Avro Canada CF-100 Canuck

The CF-100 Canuck, a Canadian-built all-weather interceptor, was known for its durability and effectiveness in northern climates.

In Brief

The Avro Canada CF-100 Canuck, fondly known as the “Clunk,” was a significant milestone in Canadian aerospace history. Developed in the late 1940s and early 1950s, it was Canada’s first indigenous jet fighter. Designed primarily as an all-weather interceptor, the CF-100 played a critical role in North American air defense during the Cold War. It was equipped with two Avro Orenda turbojet engines, providing respectable speed and altitude capabilities. Notable for its ruggedness and reliability, especially in harsh weather conditions, the CF-100 served primarily with the Royal Canadian Air Force and also saw service with the Belgian Air Force. Its role as a reliable all-weather interceptor during a period of intense aerial defense development highlights its importance in the annals of military aviation.

The Avro Canada CF-100 Canuck represents a pivotal era in jet interceptor development, emphasizing all-weather capabilities and reliability.

Avro Canada CF-100 Canuck

History of the Development of the Avro Canada CF-100 Canuck

In the context of the emerging Cold War tensions, Canada recognized the need for a robust all-weather interceptor to defend its vast airspace, especially in the north. The development of the CF-100 Canuck was initiated by Avro Canada as an answer to this requirement.

The program was launched in the late 1940s, aiming to provide the Royal Canadian Air Force (RCAF) with a jet capable of operating in diverse and challenging climates. The first flight occurred on January 19, 1950, marking a significant milestone in Canadian aviation history.

The CF-100, although not formally assigned a NATO nickname, was colloquially known as the “Clunk,” a reference to the unique sound of its landing gear retracting.

Design of the Avro Canada CF-100 Canuck

The CF-100’s design was focused on durability, all-weather capability, and ease of maintenance. It featured a straight wing design, which, while limiting its top speed compared to swept-wing designs, provided excellent stability and control, especially at lower speeds and altitudes necessary for interception missions.

The aircraft was powered by two Avro Orenda engines, each producing approximately 6,500 pounds of thrust. Its dimensions included a length of 17.37 meters (57 feet) and a wingspan of 17.37 meters (57 feet), with a robust airframe suitable for harsh operational environments.

One of the major advantages of the CF-100 was its advanced radar and fire-control system, which allowed it to operate effectively in all weather conditions. However, the straight-wing design limited its maximum speed and altitude compared to contemporary swept-wing interceptors.

Performance of the Avro Canada CF-100 Canuck

The CF-100 Canuck’s performance was tailored to its role as an all-weather interceptor. It could reach a top speed of about 888 km/h (552 mph) and had a service ceiling of 13,716 meters (45,000 feet). Its range was approximately 3,219 kilometers (2,000 miles) with external fuel tanks.

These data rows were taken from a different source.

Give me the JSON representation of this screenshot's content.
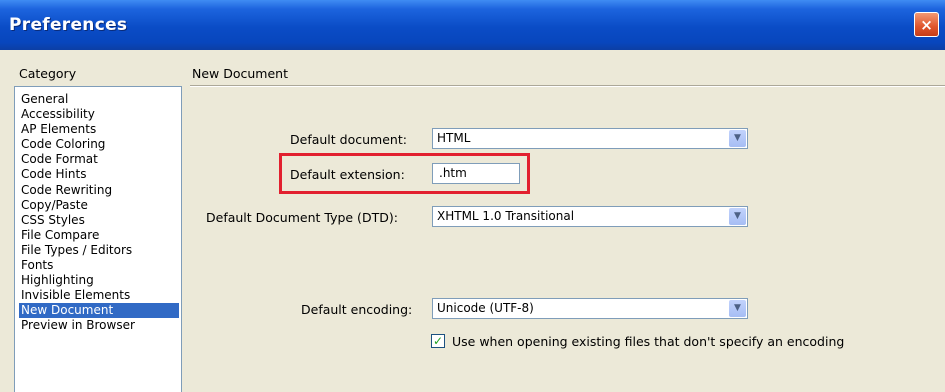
{
  "window": {
    "title": "Preferences",
    "close_icon": "×"
  },
  "category": {
    "label": "Category",
    "items": [
      "General",
      "Accessibility",
      "AP Elements",
      "Code Coloring",
      "Code Format",
      "Code Hints",
      "Code Rewriting",
      "Copy/Paste",
      "CSS Styles",
      "File Compare",
      "File Types / Editors",
      "Fonts",
      "Highlighting",
      "Invisible Elements",
      "New Document",
      "Preview in Browser"
    ],
    "selected": "New Document"
  },
  "panel": {
    "title": "New Document",
    "default_document": {
      "label": "Default document:",
      "value": "HTML"
    },
    "default_extension": {
      "label": "Default extension:",
      "value": ".htm"
    },
    "default_doctype": {
      "label": "Default Document Type (DTD):",
      "value": "XHTML 1.0 Transitional"
    },
    "default_encoding": {
      "label": "Default encoding:",
      "value": "Unicode (UTF-8)"
    },
    "use_when_opening": {
      "label": "Use when opening existing files that don't specify an encoding",
      "checked": true
    }
  },
  "colors": {
    "highlight_box": "#e2202f",
    "selection": "#316ac5",
    "titlebar": "#0a4cc6"
  }
}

Compared to contemporaries like the American F-86 Sabre, the CF-100 was slower but offered superior performance in adverse weather conditions and was more versatile in a variety of roles.

Avro Canada CF-100 Canuck

Military Use and Combat of the Avro Canada CF-100 Canuck

The CF-100 was armed with eight 0.50-inch Browning machine guns and could carry rockets and bombs. Its primary role was as an interceptor, defending Canadian and North American airspace during the Cold War.

The aircraft saw service in the Royal Canadian Air Force and the Belgian Air Force but did not participate in any major conflicts. Its main role was in air defense, particularly in the interception of Soviet bombers had a conflict arisen.

The CF-100 was eventually replaced by more advanced aircraft like the McDonnell Douglas CF-101 Voodoo and the CF-104 Starfighter in Canadian service.

The Avro Canada CF-100 Canuck stands as a testament to Canadian innovation in the field of military aviation. It was a critical component of North American air defense during the Cold War, renowned for its all-weather capabilities and reliability. The CF-100’s legacy lies in its role as Canada’s first indigenous jet fighter and its contribution to the evolution of all-weather interception tactics and technology.